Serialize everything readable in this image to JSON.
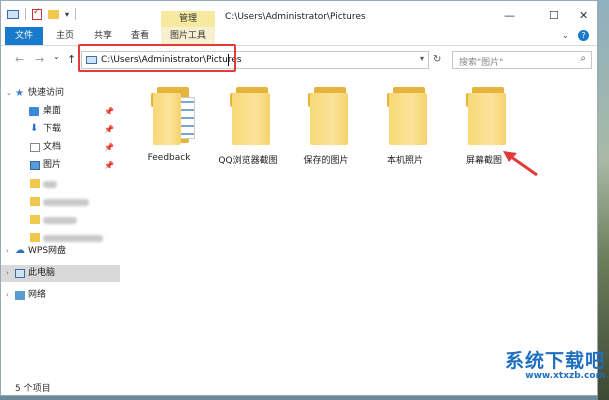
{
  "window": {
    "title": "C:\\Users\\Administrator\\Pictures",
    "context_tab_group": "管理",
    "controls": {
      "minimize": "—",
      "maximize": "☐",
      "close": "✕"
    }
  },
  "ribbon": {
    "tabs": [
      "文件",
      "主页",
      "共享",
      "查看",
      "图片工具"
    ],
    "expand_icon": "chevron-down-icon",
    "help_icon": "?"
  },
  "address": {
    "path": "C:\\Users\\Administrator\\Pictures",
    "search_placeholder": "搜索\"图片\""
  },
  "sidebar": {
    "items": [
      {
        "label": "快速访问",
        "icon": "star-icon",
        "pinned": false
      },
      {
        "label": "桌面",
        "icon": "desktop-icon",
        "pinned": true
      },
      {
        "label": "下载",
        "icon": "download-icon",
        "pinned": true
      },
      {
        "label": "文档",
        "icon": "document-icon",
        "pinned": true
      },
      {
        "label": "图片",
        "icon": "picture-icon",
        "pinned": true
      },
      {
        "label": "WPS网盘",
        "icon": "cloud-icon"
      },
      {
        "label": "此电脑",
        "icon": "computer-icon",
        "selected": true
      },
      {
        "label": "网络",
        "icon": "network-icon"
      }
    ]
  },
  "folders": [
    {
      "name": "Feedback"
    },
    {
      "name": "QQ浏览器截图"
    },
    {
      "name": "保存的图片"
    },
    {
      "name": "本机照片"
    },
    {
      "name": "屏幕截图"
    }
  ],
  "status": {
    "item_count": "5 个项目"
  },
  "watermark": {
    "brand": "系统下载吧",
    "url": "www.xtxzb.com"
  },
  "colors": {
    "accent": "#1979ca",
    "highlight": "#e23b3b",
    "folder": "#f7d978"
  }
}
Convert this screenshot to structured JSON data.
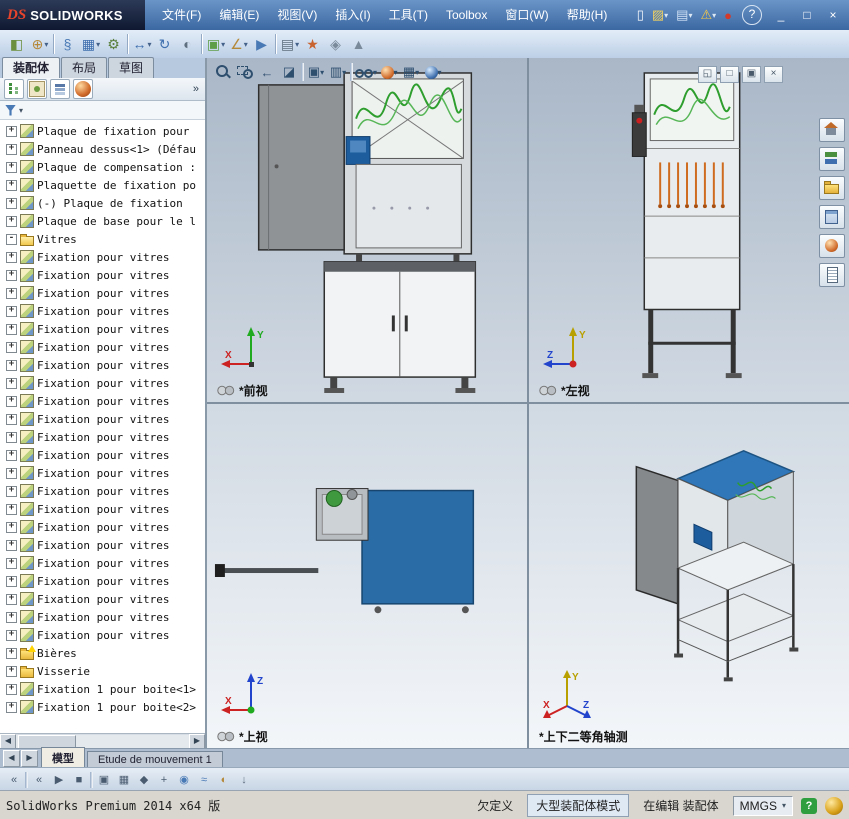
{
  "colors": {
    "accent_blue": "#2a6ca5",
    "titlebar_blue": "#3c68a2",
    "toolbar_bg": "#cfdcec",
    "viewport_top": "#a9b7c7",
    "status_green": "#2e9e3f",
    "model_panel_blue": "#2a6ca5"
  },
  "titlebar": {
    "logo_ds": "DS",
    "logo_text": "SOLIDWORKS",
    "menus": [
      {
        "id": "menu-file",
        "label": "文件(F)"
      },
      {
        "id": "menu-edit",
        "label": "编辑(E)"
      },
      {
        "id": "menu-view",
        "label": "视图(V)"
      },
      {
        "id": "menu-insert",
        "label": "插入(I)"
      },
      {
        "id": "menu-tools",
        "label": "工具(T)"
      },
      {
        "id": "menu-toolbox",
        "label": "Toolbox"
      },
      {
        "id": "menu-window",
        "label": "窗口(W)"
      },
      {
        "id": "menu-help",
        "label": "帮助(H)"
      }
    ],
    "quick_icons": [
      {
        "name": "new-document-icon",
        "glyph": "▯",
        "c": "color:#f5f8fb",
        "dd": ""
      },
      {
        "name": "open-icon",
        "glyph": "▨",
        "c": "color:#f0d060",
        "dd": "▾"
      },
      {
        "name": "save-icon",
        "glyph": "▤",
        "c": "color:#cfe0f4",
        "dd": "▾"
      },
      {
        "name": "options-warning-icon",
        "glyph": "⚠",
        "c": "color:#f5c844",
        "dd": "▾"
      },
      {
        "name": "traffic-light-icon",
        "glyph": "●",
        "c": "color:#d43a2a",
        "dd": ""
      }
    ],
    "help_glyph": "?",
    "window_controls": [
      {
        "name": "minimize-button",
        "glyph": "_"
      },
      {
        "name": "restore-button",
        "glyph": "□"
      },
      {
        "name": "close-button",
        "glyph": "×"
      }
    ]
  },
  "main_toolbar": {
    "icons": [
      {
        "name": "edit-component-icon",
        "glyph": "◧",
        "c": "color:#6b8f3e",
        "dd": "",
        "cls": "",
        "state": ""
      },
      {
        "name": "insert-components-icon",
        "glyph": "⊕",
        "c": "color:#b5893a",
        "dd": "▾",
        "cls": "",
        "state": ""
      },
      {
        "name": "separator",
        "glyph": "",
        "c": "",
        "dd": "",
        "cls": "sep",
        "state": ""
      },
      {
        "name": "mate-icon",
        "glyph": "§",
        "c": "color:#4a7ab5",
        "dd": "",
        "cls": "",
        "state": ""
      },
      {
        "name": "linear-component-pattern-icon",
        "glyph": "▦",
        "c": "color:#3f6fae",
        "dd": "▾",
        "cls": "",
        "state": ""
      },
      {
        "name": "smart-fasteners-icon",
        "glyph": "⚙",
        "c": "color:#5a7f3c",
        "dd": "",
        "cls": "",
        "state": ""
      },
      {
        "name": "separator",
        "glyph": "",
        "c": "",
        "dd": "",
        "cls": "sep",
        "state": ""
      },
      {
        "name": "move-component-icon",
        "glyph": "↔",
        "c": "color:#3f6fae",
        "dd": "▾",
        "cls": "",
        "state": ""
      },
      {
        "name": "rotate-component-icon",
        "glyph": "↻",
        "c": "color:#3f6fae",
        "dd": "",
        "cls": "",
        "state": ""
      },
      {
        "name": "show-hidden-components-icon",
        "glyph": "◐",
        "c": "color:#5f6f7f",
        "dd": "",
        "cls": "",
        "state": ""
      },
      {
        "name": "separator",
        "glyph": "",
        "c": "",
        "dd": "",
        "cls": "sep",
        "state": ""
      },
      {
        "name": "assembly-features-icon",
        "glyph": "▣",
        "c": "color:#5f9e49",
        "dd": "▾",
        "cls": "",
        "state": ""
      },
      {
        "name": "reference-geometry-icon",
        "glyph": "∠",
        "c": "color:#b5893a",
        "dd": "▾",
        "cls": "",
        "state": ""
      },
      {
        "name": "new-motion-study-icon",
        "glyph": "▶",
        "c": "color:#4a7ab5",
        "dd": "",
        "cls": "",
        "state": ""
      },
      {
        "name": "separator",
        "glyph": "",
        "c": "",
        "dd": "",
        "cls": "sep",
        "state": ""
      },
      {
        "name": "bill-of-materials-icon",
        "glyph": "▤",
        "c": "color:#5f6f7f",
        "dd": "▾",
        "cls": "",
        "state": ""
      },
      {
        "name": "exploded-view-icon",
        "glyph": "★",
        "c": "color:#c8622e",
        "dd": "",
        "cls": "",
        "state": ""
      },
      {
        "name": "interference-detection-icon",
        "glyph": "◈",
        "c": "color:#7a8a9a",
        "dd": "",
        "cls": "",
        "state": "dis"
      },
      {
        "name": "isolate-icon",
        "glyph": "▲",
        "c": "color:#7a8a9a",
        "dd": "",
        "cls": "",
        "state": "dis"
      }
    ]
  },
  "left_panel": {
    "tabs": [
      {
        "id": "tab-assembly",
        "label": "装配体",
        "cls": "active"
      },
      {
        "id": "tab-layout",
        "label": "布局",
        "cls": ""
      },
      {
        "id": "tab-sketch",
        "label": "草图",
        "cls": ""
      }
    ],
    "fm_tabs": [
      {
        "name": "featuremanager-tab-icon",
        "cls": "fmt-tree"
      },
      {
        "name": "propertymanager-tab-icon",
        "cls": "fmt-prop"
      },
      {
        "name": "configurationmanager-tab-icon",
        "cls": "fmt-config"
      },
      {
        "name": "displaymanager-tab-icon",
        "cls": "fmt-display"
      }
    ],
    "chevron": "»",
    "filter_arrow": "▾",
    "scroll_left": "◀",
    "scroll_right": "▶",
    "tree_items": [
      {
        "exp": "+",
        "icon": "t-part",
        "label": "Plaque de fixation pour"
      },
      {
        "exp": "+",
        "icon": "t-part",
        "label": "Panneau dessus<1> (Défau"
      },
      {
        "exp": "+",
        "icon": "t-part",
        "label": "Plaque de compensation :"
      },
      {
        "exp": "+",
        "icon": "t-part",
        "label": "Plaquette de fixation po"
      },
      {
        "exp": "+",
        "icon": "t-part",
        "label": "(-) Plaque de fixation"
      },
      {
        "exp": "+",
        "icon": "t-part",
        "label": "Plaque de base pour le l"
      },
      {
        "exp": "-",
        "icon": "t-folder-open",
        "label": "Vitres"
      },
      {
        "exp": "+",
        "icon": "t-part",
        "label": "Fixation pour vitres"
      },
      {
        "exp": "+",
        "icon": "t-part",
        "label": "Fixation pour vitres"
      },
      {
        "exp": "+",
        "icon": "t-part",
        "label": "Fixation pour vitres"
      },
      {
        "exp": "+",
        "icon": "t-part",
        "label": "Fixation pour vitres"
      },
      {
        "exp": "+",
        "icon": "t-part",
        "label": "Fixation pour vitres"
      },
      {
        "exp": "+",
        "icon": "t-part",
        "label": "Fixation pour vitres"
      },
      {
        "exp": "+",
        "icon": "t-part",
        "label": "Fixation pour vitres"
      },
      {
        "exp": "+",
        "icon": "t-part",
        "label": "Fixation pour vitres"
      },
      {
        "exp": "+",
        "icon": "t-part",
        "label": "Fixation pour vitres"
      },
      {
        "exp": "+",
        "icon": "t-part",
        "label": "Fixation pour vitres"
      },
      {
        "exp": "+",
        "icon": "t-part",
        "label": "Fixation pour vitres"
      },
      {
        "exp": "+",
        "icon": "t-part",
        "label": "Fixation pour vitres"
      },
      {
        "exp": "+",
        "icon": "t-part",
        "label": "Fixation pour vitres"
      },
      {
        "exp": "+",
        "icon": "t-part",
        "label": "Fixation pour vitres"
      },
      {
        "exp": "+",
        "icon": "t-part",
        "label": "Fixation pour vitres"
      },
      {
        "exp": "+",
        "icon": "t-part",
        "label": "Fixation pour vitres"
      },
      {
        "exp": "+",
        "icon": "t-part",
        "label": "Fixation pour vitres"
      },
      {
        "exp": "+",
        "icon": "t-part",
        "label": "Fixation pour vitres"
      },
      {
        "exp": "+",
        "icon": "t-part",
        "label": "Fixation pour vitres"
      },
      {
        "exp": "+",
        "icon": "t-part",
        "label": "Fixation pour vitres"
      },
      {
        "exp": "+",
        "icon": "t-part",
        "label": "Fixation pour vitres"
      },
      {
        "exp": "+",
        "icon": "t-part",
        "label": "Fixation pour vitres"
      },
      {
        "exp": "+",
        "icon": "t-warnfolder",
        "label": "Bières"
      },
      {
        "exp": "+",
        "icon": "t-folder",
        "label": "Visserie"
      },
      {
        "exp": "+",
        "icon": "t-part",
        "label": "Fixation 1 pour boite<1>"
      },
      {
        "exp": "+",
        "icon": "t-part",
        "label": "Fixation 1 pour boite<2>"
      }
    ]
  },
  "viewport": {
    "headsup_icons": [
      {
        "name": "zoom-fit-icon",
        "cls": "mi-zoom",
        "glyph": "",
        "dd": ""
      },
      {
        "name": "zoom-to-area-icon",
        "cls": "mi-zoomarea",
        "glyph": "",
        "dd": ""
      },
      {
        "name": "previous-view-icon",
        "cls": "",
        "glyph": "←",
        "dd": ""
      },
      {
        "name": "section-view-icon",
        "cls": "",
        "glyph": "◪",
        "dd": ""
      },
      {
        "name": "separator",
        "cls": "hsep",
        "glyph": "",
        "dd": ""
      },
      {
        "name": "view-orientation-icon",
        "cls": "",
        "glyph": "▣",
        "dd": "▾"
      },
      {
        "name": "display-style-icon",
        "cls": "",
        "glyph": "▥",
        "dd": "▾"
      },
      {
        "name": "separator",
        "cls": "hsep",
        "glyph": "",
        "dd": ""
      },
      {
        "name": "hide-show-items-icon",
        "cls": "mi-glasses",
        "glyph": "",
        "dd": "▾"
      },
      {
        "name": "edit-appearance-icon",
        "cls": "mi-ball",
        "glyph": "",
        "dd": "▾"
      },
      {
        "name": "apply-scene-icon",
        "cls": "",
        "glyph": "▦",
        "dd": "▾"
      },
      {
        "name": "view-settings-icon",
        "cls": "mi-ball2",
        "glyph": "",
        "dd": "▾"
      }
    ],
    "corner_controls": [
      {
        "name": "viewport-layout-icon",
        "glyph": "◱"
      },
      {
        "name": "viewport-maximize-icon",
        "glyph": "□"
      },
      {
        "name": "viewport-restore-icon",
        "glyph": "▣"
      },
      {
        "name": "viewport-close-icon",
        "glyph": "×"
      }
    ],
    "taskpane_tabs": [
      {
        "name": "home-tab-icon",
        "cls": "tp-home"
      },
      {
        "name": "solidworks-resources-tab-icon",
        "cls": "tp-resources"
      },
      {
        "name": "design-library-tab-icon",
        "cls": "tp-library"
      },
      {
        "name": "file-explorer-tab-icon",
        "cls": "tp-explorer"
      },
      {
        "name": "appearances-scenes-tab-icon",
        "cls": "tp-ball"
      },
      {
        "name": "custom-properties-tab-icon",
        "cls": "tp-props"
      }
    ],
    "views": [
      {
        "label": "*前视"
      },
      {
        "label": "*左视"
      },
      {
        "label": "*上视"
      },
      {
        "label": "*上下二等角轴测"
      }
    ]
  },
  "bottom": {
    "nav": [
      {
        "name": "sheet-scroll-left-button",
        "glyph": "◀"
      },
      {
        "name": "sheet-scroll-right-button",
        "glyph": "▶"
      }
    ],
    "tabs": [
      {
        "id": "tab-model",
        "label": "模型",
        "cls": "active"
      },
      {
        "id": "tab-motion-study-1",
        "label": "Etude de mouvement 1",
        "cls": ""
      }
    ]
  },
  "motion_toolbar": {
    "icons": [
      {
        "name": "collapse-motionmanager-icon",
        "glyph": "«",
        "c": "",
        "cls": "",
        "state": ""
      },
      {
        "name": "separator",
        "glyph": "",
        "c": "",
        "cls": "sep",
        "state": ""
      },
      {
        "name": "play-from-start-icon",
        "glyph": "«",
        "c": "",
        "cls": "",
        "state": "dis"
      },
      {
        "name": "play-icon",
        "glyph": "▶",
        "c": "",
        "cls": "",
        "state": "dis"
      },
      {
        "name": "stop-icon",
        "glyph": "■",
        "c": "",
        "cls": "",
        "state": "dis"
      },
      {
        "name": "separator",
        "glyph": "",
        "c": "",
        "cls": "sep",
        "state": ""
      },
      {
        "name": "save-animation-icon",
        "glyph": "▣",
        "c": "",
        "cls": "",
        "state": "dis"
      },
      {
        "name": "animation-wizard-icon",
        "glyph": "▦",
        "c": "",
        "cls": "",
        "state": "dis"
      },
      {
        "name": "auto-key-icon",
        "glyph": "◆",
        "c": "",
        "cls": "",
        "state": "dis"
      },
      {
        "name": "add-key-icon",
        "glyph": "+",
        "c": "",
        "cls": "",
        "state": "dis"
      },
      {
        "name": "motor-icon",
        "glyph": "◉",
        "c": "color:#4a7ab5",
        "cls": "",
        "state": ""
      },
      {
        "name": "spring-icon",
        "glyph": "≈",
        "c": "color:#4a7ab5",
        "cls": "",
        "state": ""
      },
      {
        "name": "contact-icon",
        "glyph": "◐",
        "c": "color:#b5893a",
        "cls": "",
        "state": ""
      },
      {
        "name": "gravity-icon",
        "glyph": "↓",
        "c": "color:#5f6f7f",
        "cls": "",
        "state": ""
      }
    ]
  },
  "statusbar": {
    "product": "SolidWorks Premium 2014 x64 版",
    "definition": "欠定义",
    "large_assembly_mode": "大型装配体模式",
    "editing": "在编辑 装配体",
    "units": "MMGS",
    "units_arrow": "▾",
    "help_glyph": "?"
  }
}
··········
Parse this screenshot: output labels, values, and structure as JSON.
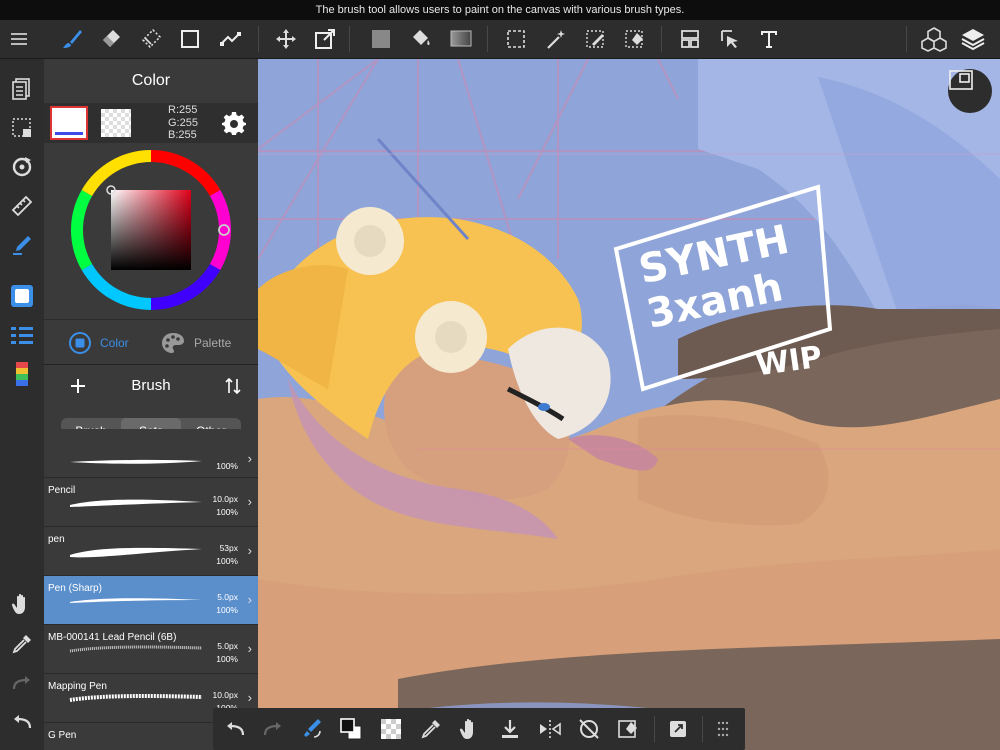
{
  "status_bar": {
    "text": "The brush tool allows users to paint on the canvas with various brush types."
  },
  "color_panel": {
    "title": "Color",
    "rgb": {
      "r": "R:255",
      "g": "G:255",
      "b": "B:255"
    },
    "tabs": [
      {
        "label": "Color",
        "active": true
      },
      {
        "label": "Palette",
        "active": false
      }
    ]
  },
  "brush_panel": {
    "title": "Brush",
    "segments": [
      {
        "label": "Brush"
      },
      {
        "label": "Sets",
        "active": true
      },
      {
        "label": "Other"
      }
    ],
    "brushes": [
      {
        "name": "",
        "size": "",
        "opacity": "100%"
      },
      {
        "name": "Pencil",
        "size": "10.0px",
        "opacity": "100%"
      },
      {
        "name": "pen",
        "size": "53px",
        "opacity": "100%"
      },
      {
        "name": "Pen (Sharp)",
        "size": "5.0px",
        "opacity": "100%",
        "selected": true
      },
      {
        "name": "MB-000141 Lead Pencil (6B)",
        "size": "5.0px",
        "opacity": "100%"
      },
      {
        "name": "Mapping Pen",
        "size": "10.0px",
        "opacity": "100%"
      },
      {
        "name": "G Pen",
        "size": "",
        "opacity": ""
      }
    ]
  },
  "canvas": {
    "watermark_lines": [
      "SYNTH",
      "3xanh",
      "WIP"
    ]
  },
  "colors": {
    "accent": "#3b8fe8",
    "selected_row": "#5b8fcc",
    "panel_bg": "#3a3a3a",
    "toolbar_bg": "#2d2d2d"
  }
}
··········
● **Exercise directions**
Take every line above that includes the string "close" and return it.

● **Written solution**
      "close": "✕"
        "name": "close-button",
        "name": "viewport-close-icon",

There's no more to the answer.